Neural networks is a model inspired by how biological neural networks solve problems and can either be supervised or unsupervised. Neural networks that are supervised have a known output and are built in layers of interconnected weighted nodes with an output layer that gives us a known output such as an image label.

Naïve Bayes Classification is an algorithm that attempts to make predictions based on previously labeled data using a probabilistic model. Features are independent of each other meaning that one feature doesn’t impact the value of another feature and a set of labels are considered and assigned in advance.

Some examples of labels used in classifiers are sentiment scores (can either be strings, integers or float for a scaled score), or for object detection you could have labels such as chair, table or desk to describe objects in images. Feature detection is decided in advance such as the appearance of key words or email length in spam detection.

This example shows code that is modified from the NLTK book, chapter Learning to Classify Text and shows the steps to train the model on known data with the last letter of a name as the feature.

The basic steps needed to use a classification model that has a large dataset:

- Training Set: Fit the model based on known data
- Validation Set: Used for parameter tuning – choose model complexity
- Hyperparameters: can be done by setting different values and choosing which tests better or via statistical methods
- Number of clusters in k-means: in our K-means example we used the elbow method.
- Number of leaves in a decision tree

- Hyperparameters: can be done by setting different values and choosing which tests better or via statistical methods
- Test Set: Assess model after model has been run on the training set – run confusion matrix to find errors and compare models

Cross validation methods help to understand how a model will generalize to unseen data and are used for smaller datasets. For example the K-fold cross-validation follows these steps:

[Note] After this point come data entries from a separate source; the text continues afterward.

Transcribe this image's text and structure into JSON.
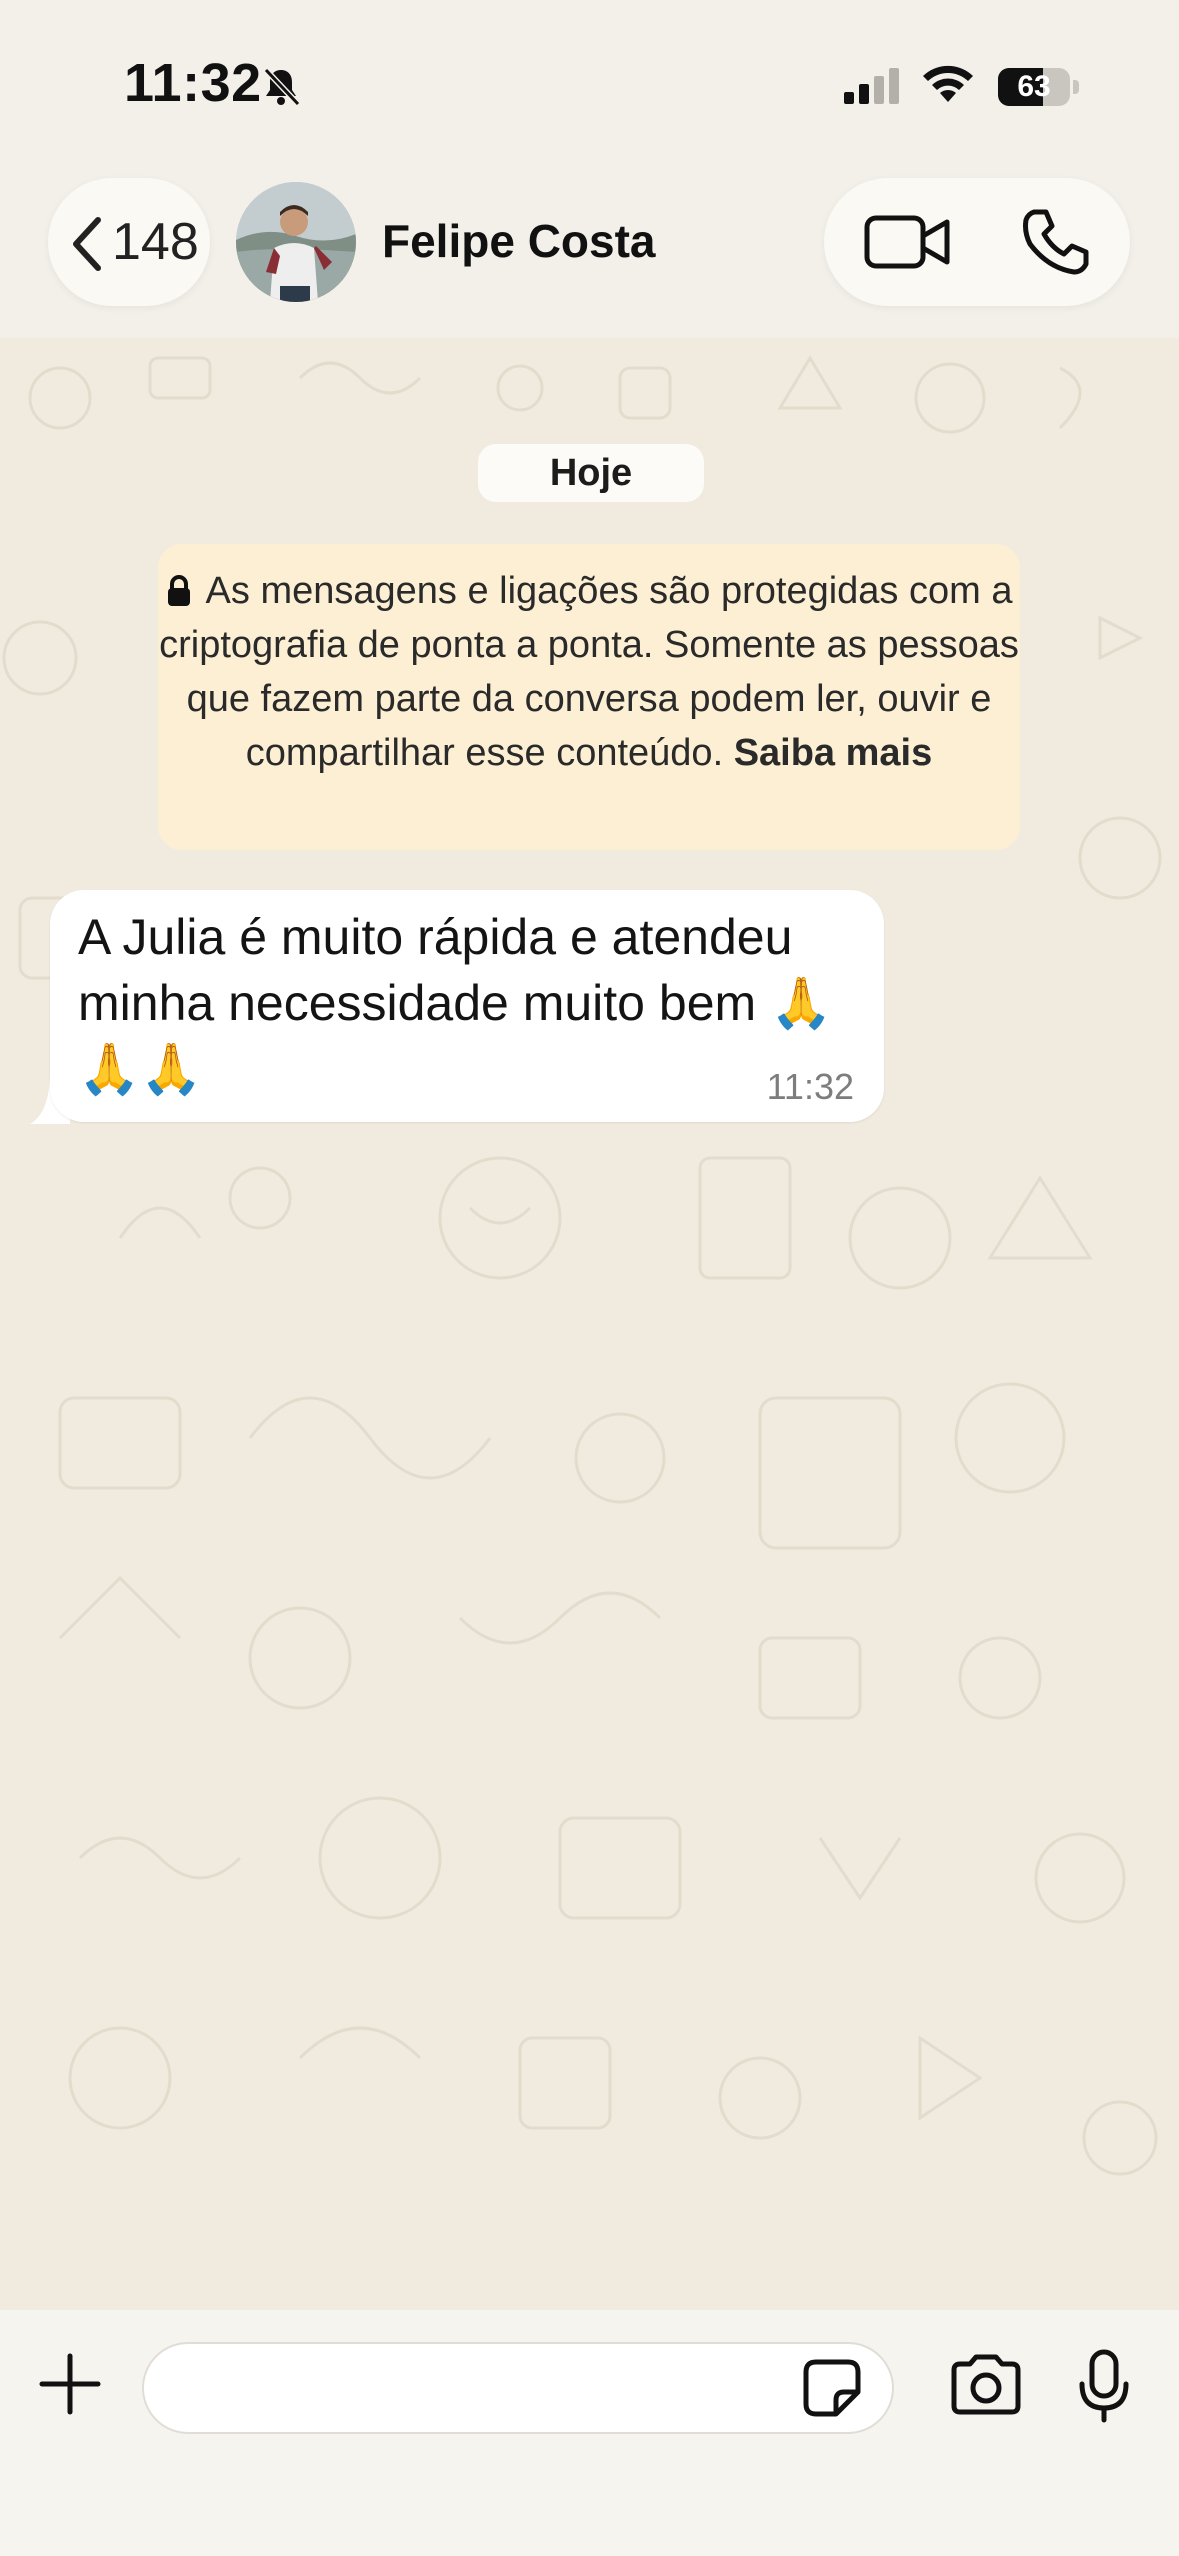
{
  "status_bar": {
    "time": "11:32",
    "battery": "63"
  },
  "header": {
    "back_count": "148",
    "contact_name": "Felipe Costa"
  },
  "chat": {
    "date_chip": "Hoje",
    "encryption_notice": {
      "text": "As mensagens e ligações são protegidas com a criptografia de ponta a ponta. Somente as pessoas que fazem parte da conversa podem ler, ouvir e compartilhar esse conteúdo.",
      "link": "Saiba mais"
    },
    "messages": [
      {
        "text": "A Julia é muito rápida e atendeu minha necessidade muito bem 🙏🙏🙏",
        "time": "11:32"
      }
    ]
  },
  "composer": {
    "placeholder": ""
  },
  "colors": {
    "chat_bg": "#f1ebdf",
    "notice_bg": "#fcefd3",
    "bubble_bg": "#ffffff"
  }
}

- Training data set is split into subsets of data – one as the test set, the remaining datasets are for training. – so you are using the same test set on every subset that is used for training data
- Calculate the standard deviation of each test/training set.
- Averages error rate over rounds to estimate model performance.

R is great for statistical/data analysis and machine learning, but not as good for production systems or utility functions due to performance and security issues.

Regression diagnostics: Outlier Tests (p-value), Influential Observations, Evaluating nonlinearity, Correlations, descriptive stats.

All the things statistics: ANOVA, Resampling Techniques, Clustering, PCA for unsupervised ML, Decision Trees and more.

Pandas is a Python library that uses data frames such as R. While it slow to use in production (Numpy arrays would be faster), Pandas is a favorite in using for data analysis and machine learning in a Python environment.

The benefits of using Pandas is that it will reduce your code by at least two-thirds and you can use really cool SQL-like features such as joins, merges, pivots and aggregating functions.

There are also many I/O methods available that make inputing and exporting your data easy such as: DataFrame.to_excel, .to_json, .to_csv, and more.

Scikit-learn is another favorite Python library and is a great place to find machine learning models with tutorials and documentation that have been vetted by many Python developers. It has everything from image classification algorithms to natural language processing ones.

Here is a list of clickable links of the above slide that lists tools, tutorials and videos:

- R Data Camp tutorials
- R-bloggers Machine Learning Videos
- R KDnuggets Machine Learning Packages
- Python KDnuggets Machine Learning Tutorial
- Python Natural Language Tool Kit Online Book

Check out the rest of the blog for more resources on natural language processing and machine learning algorithms such as LDA for text classification or increasing the accuracy on a Nudity Detection algorithm and a beginners tutorial on using Scikit-learn to solve FizzBuzz.

**Read Also: An Introduction to Deep Learning**

Let me know what you think @StephLKim.